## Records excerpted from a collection
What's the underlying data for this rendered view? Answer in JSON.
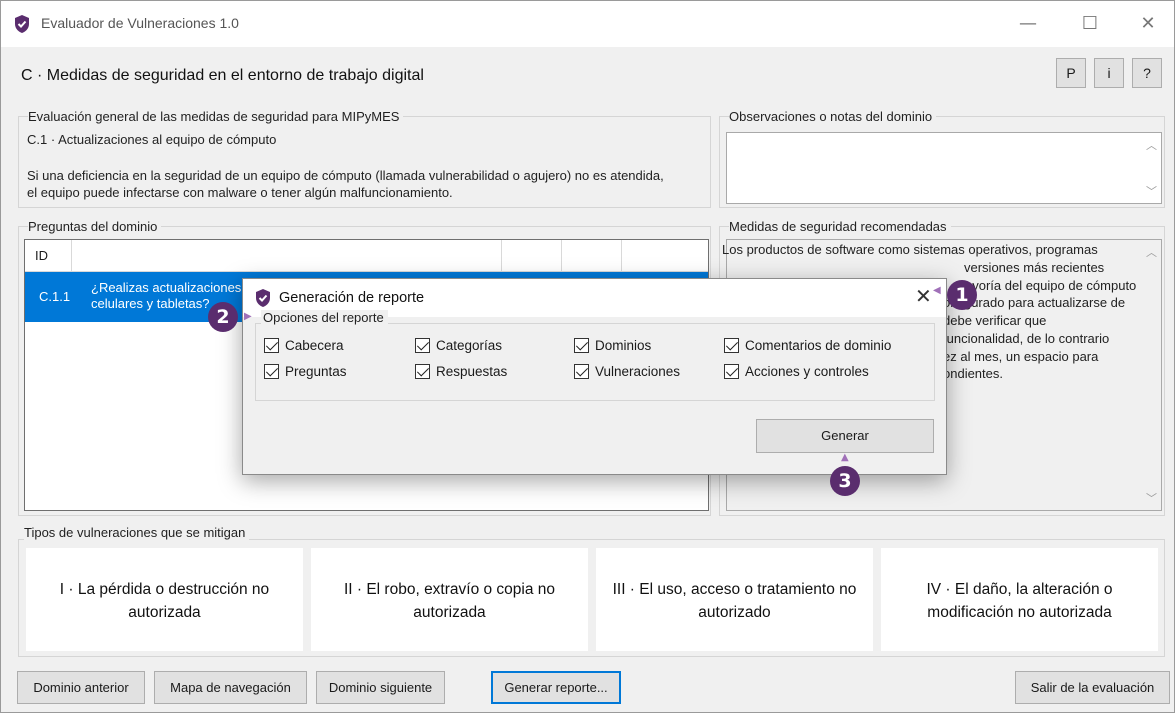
{
  "window": {
    "title": "Evaluador de Vulneraciones 1.0",
    "minimize": "—",
    "maximize": "☐",
    "close": "✕"
  },
  "header": {
    "domain_title": "C · Medidas de seguridad en el entorno de trabajo digital",
    "buttons": [
      "P",
      "i",
      "?"
    ]
  },
  "evaluation": {
    "label": "Evaluación general de las medidas de seguridad para MIPyMES",
    "item": "C.1 · Actualizaciones al equipo de cómputo",
    "desc_line1": "Si una deficiencia en la seguridad de un equipo de cómputo (llamada vulnerabilidad o agujero) no es atendida,",
    "desc_line2": "el equipo puede infectarse con malware o tener algún malfuncionamiento."
  },
  "notes": {
    "label": "Observaciones o notas del dominio",
    "value": ""
  },
  "questions": {
    "label": "Preguntas del dominio",
    "columns": [
      "ID",
      "",
      "",
      "",
      ""
    ],
    "rows": [
      {
        "id": "C.1.1",
        "line1": "¿Realizas actualizaciones",
        "line2": "celulares y tabletas?"
      }
    ]
  },
  "recommended": {
    "label": "Medidas de seguridad recomendadas",
    "lines_right": [
      "Los productos de software como sistemas operativos, programas",
      "versiones más recientes",
      "ayoría del equipo de cómputo",
      "onfigurado para actualizarse de",
      "debe verificar que",
      "funcionalidad, de lo contrario",
      "ez al mes, un espacio para",
      "ondientes."
    ]
  },
  "vulnerabilities": {
    "label": "Tipos de vulneraciones que se mitigan",
    "types": [
      {
        "line1": "I · La pérdida o destrucción no",
        "line2": "autorizada"
      },
      {
        "line1": "II · El robo, extravío o copia no",
        "line2": "autorizada"
      },
      {
        "line1": "III · El uso, acceso o tratamiento no",
        "line2": "autorizado"
      },
      {
        "line1": "IV · El daño, la alteración o",
        "line2": "modificación no autorizada"
      }
    ]
  },
  "bottom_buttons": {
    "prev": "Dominio anterior",
    "map": "Mapa de navegación",
    "next": "Dominio siguiente",
    "report": "Generar reporte...",
    "exit": "Salir de la evaluación"
  },
  "dialog": {
    "title": "Generación de reporte",
    "close": "✕",
    "options_label": "Opciones del reporte",
    "options": [
      "Cabecera",
      "Categorías",
      "Dominios",
      "Comentarios de dominio",
      "Preguntas",
      "Respuestas",
      "Vulneraciones",
      "Acciones y controles"
    ],
    "options_checked": [
      true,
      true,
      true,
      true,
      true,
      true,
      true,
      true
    ],
    "generate": "Generar"
  },
  "markers": [
    "1",
    "2",
    "3"
  ],
  "colors": {
    "selection": "#0078d7",
    "marker": "#5a2d6e",
    "shield": "#5a2d6e"
  }
}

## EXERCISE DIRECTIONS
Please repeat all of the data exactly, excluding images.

## ANSWER FOR THE TASK
What's the underlying data for this rendered view? Answer in JSON.
{
  "window": {
    "title": "Evaluador de Vulneraciones 1.0",
    "minimize": "—",
    "maximize": "☐",
    "close": "✕"
  },
  "header": {
    "domain_title": "C · Medidas de seguridad en el entorno de trabajo digital",
    "buttons": [
      "P",
      "i",
      "?"
    ]
  },
  "evaluation": {
    "label": "Evaluación general de las medidas de seguridad para MIPyMES",
    "item": "C.1 · Actualizaciones al equipo de cómputo",
    "desc_line1": "Si una deficiencia en la seguridad de un equipo de cómputo (llamada vulnerabilidad o agujero) no es atendida,",
    "desc_line2": "el equipo puede infectarse con malware o tener algún malfuncionamiento."
  },
  "notes": {
    "label": "Observaciones o notas del dominio",
    "value": ""
  },
  "questions": {
    "label": "Preguntas del dominio",
    "columns": [
      "ID",
      "",
      "",
      "",
      ""
    ],
    "rows": [
      {
        "id": "C.1.1",
        "line1": "¿Realizas actualizaciones",
        "line2": "celulares y tabletas?"
      }
    ]
  },
  "recommended": {
    "label": "Medidas de seguridad recomendadas",
    "lines_right": [
      "Los productos de software como sistemas operativos, programas",
      "versiones más recientes",
      "ayoría del equipo de cómputo",
      "onfigurado para actualizarse de",
      "debe verificar que",
      "funcionalidad, de lo contrario",
      "ez al mes, un espacio para",
      "ondientes."
    ]
  },
  "vulnerabilities": {
    "label": "Tipos de vulneraciones que se mitigan",
    "types": [
      {
        "line1": "I · La pérdida o destrucción no",
        "line2": "autorizada"
      },
      {
        "line1": "II · El robo, extravío o copia no",
        "line2": "autorizada"
      },
      {
        "line1": "III · El uso, acceso o tratamiento no",
        "line2": "autorizado"
      },
      {
        "line1": "IV · El daño, la alteración o",
        "line2": "modificación no autorizada"
      }
    ]
  },
  "bottom_buttons": {
    "prev": "Dominio anterior",
    "map": "Mapa de navegación",
    "next": "Dominio siguiente",
    "report": "Generar reporte...",
    "exit": "Salir de la evaluación"
  },
  "dialog": {
    "title": "Generación de reporte",
    "close": "✕",
    "options_label": "Opciones del reporte",
    "options": [
      "Cabecera",
      "Categorías",
      "Dominios",
      "Comentarios de dominio",
      "Preguntas",
      "Respuestas",
      "Vulneraciones",
      "Acciones y controles"
    ],
    "options_checked": [
      true,
      true,
      true,
      true,
      true,
      true,
      true,
      true
    ],
    "generate": "Generar"
  },
  "markers": [
    "1",
    "2",
    "3"
  ],
  "colors": {
    "selection": "#0078d7",
    "marker": "#5a2d6e",
    "shield": "#5a2d6e"
  }
}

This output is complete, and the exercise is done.